Repeat every entry word for word, but leave the images out of your copy.

# Stored dataset items:
=-=-=

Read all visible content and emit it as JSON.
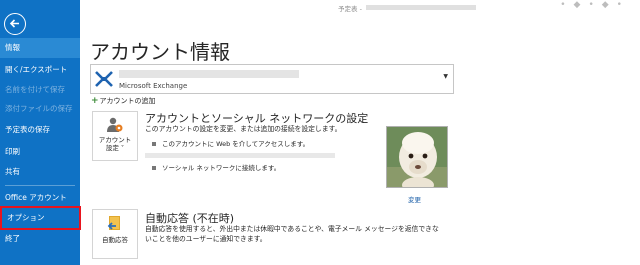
{
  "titlebar": {
    "text": "予定表 - "
  },
  "sidebar": {
    "back_label": "",
    "items": [
      {
        "label": "情報"
      },
      {
        "label": "開く/エクスポート"
      },
      {
        "label": "名前を付けて保存"
      },
      {
        "label": "添付ファイルの保存"
      },
      {
        "label": "予定表の保存"
      },
      {
        "label": "印刷"
      },
      {
        "label": "共有"
      },
      {
        "label": "Office アカウント"
      },
      {
        "label": "オプション"
      },
      {
        "label": "終了"
      }
    ]
  },
  "page": {
    "title": "アカウント情報"
  },
  "account": {
    "type": "Microsoft Exchange",
    "add_label": "アカウントの追加"
  },
  "account_settings": {
    "button_line1": "アカウント",
    "button_line2": "設定 ˅",
    "title": "アカウントとソーシャル ネットワークの設定",
    "desc": "このアカウントの設定を変更、または追加の接続を設定します。",
    "bullet1": "このアカウントに Web を介してアクセスします。",
    "bullet2": "ソーシャル ネットワークに接続します。",
    "change_label": "変更"
  },
  "auto_reply": {
    "button_label": "自動応答",
    "title": "自動応答 (不在時)",
    "desc1": "自動応答を使用すると、外出中または休暇中であることや、電子メール メッセージを返信できな",
    "desc2": "いことを他のユーザーに通知できます。"
  },
  "colors": {
    "sidebar": "#0f72c5",
    "active_item": "#2a8ad4",
    "highlight": "#e8141e"
  }
}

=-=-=

# Result of the exercise:
Read all visible content and emit it as JSON.
{
  "titlebar": {
    "text": "予定表 - "
  },
  "sidebar": {
    "back_label": "",
    "items": [
      {
        "label": "情報"
      },
      {
        "label": "開く/エクスポート"
      },
      {
        "label": "名前を付けて保存"
      },
      {
        "label": "添付ファイルの保存"
      },
      {
        "label": "予定表の保存"
      },
      {
        "label": "印刷"
      },
      {
        "label": "共有"
      },
      {
        "label": "Office アカウント"
      },
      {
        "label": "オプション"
      },
      {
        "label": "終了"
      }
    ]
  },
  "page": {
    "title": "アカウント情報"
  },
  "account": {
    "type": "Microsoft Exchange",
    "add_label": "アカウントの追加"
  },
  "account_settings": {
    "button_line1": "アカウント",
    "button_line2": "設定 ˅",
    "title": "アカウントとソーシャル ネットワークの設定",
    "desc": "このアカウントの設定を変更、または追加の接続を設定します。",
    "bullet1": "このアカウントに Web を介してアクセスします。",
    "bullet2": "ソーシャル ネットワークに接続します。",
    "change_label": "変更"
  },
  "auto_reply": {
    "button_label": "自動応答",
    "title": "自動応答 (不在時)",
    "desc1": "自動応答を使用すると、外出中または休暇中であることや、電子メール メッセージを返信できな",
    "desc2": "いことを他のユーザーに通知できます。"
  },
  "colors": {
    "sidebar": "#0f72c5",
    "active_item": "#2a8ad4",
    "highlight": "#e8141e"
  }
}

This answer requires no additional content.